# Exercise
Which lines below contain the word "object"? Copy each of them.

(Component data from apps and pages)
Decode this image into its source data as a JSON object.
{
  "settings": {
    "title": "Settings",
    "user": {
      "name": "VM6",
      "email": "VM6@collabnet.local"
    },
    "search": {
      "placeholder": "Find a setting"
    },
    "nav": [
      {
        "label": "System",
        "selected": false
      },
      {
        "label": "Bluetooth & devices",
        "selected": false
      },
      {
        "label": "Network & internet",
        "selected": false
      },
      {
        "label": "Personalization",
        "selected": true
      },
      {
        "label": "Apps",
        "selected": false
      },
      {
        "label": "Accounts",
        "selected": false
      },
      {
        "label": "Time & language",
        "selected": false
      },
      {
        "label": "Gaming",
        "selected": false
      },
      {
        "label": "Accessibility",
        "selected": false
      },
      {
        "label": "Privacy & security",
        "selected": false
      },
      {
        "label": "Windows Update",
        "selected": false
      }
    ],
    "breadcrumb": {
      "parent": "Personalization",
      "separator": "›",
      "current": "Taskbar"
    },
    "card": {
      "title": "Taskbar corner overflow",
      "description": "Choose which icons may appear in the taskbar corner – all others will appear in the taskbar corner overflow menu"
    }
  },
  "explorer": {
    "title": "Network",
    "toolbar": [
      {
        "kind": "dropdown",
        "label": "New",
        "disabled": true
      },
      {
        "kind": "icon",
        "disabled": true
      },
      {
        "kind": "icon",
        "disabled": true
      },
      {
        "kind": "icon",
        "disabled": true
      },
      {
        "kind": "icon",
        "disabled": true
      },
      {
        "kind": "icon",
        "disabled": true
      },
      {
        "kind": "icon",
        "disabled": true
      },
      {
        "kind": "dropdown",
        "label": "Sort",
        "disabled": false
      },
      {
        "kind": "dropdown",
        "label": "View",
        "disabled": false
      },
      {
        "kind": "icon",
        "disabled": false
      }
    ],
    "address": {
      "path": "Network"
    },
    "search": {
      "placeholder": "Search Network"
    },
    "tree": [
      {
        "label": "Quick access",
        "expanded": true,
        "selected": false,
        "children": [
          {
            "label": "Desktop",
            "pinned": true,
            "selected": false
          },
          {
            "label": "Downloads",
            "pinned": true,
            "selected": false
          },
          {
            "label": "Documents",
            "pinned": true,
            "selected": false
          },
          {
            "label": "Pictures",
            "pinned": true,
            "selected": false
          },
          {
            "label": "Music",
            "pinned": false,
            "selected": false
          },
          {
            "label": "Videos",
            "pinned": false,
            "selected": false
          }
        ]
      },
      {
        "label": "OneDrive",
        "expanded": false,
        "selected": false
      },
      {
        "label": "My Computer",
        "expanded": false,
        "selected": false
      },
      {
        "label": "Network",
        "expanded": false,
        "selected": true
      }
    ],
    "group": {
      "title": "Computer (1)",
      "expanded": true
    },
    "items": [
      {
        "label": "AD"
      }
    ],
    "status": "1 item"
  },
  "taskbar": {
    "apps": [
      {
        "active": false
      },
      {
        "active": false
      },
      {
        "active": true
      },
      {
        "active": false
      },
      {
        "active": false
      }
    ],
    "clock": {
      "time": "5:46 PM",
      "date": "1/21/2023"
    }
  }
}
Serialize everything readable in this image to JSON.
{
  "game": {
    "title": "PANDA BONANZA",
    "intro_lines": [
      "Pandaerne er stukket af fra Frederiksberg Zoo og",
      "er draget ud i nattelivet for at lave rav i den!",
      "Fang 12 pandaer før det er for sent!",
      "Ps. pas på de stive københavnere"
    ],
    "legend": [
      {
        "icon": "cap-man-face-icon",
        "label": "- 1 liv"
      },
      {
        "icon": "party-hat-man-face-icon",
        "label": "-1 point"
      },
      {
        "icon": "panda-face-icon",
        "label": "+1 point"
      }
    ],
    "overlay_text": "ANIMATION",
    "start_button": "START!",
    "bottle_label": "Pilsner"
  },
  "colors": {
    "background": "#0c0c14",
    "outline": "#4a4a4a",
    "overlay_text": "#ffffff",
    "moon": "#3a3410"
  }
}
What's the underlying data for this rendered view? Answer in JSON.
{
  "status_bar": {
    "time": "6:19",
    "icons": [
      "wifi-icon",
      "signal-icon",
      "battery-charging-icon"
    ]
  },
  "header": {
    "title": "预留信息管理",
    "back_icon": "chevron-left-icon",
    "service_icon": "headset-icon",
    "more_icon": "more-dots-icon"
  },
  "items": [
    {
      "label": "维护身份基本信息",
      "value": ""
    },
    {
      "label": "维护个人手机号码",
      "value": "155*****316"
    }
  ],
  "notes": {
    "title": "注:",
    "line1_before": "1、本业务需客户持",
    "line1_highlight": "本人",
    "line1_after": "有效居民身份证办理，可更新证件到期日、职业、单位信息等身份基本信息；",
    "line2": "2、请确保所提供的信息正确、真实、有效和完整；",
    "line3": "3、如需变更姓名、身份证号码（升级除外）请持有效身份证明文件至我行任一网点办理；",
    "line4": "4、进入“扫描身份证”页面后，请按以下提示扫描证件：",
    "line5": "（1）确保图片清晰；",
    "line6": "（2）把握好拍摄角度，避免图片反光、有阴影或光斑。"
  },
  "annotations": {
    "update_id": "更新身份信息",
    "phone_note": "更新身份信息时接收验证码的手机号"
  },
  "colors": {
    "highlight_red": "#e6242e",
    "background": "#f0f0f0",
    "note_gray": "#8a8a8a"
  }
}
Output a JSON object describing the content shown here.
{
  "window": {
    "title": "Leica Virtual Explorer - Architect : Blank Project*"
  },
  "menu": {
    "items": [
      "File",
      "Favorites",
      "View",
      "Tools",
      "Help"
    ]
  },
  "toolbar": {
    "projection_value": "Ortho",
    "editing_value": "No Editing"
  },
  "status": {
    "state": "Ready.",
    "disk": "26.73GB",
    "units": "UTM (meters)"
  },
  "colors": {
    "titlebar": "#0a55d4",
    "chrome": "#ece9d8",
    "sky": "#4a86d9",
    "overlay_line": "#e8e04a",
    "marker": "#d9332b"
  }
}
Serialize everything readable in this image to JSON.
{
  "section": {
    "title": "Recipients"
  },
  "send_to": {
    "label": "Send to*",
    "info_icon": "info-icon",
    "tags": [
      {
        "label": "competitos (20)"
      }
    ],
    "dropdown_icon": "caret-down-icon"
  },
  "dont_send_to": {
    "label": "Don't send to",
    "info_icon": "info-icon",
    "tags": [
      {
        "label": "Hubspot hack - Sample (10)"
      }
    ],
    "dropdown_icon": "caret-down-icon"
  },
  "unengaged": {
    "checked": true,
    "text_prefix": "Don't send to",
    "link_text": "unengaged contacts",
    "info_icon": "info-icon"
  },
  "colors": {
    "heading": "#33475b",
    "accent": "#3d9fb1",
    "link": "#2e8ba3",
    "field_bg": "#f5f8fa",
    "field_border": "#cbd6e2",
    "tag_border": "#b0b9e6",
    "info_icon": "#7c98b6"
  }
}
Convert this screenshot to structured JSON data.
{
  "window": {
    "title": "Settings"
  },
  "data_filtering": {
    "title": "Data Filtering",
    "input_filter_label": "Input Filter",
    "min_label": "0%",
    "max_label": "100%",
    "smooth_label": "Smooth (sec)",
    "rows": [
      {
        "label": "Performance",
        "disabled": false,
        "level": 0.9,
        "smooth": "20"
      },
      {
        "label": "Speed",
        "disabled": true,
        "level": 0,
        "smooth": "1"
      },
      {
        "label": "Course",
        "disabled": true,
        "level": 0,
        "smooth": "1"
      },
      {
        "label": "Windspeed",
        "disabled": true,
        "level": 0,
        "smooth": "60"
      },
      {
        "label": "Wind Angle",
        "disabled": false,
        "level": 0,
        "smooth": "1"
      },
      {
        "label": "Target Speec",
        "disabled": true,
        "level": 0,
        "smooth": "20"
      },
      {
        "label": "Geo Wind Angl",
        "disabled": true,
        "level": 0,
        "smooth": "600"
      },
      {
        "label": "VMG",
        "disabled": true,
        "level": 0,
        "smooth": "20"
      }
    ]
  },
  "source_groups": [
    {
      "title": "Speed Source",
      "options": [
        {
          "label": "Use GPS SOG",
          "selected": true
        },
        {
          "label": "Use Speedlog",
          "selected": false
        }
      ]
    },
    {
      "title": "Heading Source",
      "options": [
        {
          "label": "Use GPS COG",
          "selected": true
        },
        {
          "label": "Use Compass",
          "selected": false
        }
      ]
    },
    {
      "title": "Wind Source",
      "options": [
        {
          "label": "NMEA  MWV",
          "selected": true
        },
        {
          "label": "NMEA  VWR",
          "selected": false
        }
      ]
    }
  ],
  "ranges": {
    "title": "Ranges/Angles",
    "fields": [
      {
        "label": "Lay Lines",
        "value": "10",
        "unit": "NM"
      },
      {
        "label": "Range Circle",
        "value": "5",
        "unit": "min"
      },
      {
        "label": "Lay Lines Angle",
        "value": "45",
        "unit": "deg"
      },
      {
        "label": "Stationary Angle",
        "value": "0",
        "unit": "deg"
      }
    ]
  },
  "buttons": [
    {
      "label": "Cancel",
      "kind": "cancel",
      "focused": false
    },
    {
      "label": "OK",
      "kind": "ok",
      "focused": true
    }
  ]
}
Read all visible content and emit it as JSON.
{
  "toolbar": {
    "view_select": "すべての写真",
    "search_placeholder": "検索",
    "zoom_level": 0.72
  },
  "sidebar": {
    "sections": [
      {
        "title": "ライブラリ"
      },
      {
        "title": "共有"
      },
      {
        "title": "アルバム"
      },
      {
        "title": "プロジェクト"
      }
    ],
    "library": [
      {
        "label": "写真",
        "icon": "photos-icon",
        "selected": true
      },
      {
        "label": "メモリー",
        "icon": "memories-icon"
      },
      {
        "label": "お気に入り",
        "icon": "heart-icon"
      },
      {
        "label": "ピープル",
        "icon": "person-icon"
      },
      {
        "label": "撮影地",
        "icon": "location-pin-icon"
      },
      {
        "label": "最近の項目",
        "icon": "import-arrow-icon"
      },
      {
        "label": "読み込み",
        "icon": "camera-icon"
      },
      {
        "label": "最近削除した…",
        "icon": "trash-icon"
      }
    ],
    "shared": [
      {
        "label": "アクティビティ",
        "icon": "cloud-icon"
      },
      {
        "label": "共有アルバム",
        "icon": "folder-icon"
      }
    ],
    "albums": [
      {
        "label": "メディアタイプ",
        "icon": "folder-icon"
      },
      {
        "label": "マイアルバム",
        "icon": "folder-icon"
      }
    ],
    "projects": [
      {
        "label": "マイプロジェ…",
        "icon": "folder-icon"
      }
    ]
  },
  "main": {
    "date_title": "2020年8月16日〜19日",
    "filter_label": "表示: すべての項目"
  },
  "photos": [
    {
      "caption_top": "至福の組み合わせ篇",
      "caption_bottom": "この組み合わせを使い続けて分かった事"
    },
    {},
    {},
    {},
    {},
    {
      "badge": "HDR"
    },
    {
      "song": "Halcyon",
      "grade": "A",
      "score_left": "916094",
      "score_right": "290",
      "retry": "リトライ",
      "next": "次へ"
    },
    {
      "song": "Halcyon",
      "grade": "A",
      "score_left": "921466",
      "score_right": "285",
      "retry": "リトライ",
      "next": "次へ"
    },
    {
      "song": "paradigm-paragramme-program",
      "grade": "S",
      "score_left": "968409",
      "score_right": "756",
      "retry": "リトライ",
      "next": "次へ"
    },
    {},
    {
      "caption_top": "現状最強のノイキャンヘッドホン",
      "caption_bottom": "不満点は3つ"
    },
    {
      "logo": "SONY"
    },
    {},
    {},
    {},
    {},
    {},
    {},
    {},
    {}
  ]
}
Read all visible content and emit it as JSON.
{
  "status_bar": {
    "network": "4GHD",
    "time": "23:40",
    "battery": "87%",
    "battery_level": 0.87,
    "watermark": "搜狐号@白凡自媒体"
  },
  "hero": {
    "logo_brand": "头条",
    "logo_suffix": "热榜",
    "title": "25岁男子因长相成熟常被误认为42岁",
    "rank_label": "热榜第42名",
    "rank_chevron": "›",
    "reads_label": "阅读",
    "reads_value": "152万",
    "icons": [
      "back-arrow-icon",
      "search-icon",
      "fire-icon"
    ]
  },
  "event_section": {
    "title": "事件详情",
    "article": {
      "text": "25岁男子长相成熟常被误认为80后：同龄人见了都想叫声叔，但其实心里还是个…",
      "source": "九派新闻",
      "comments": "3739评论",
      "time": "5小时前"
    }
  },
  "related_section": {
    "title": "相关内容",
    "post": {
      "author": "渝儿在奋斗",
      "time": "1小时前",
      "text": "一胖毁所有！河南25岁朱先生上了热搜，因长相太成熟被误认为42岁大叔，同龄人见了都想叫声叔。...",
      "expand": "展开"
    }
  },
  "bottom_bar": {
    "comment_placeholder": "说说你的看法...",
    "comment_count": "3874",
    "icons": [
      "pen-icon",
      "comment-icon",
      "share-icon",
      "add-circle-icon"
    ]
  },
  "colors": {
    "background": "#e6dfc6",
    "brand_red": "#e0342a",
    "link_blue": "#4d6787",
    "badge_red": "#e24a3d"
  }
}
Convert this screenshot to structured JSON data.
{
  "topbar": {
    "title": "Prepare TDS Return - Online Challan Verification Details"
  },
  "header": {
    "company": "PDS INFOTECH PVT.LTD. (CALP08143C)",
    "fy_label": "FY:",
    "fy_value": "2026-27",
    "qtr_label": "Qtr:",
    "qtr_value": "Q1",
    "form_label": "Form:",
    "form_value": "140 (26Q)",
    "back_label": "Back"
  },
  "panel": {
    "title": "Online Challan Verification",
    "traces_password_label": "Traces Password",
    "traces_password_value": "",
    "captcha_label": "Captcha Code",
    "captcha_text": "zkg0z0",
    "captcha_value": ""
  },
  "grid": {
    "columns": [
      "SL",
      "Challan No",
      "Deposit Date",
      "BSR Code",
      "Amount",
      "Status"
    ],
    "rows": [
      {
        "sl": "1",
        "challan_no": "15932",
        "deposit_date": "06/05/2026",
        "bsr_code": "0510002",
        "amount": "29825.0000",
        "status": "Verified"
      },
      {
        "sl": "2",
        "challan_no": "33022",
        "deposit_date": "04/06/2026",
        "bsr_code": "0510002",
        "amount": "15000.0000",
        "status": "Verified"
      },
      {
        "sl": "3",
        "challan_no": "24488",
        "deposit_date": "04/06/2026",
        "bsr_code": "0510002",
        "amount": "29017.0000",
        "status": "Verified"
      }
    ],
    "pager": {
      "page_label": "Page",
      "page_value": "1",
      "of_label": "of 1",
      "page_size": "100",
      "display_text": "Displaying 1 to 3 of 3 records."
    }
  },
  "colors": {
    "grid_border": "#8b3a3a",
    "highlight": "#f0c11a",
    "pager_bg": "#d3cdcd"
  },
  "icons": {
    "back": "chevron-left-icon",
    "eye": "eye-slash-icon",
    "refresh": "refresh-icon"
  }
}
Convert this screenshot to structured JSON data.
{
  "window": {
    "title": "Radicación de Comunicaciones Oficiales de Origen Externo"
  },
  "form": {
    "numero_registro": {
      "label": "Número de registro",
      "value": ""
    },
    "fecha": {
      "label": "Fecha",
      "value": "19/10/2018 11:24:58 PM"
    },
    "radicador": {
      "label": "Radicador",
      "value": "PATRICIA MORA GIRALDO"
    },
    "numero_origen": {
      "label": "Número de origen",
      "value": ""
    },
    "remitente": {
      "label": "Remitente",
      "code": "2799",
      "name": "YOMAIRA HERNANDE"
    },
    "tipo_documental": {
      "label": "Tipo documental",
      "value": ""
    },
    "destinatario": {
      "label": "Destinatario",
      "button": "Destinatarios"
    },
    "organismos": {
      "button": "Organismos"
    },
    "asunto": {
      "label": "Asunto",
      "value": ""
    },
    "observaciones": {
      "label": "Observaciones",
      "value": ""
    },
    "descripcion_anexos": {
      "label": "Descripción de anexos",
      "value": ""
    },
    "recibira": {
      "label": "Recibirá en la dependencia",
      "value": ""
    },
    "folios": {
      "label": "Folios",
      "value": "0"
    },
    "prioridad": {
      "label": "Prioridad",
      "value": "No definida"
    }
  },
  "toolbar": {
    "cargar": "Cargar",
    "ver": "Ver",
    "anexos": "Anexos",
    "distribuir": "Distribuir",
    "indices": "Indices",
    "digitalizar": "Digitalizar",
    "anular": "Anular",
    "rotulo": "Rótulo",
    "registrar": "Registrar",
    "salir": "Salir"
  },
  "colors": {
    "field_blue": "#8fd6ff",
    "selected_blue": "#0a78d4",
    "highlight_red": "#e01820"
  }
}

# Written response
Decode this image into its source data as a JSON object.
Output a JSON object describing the content shown here.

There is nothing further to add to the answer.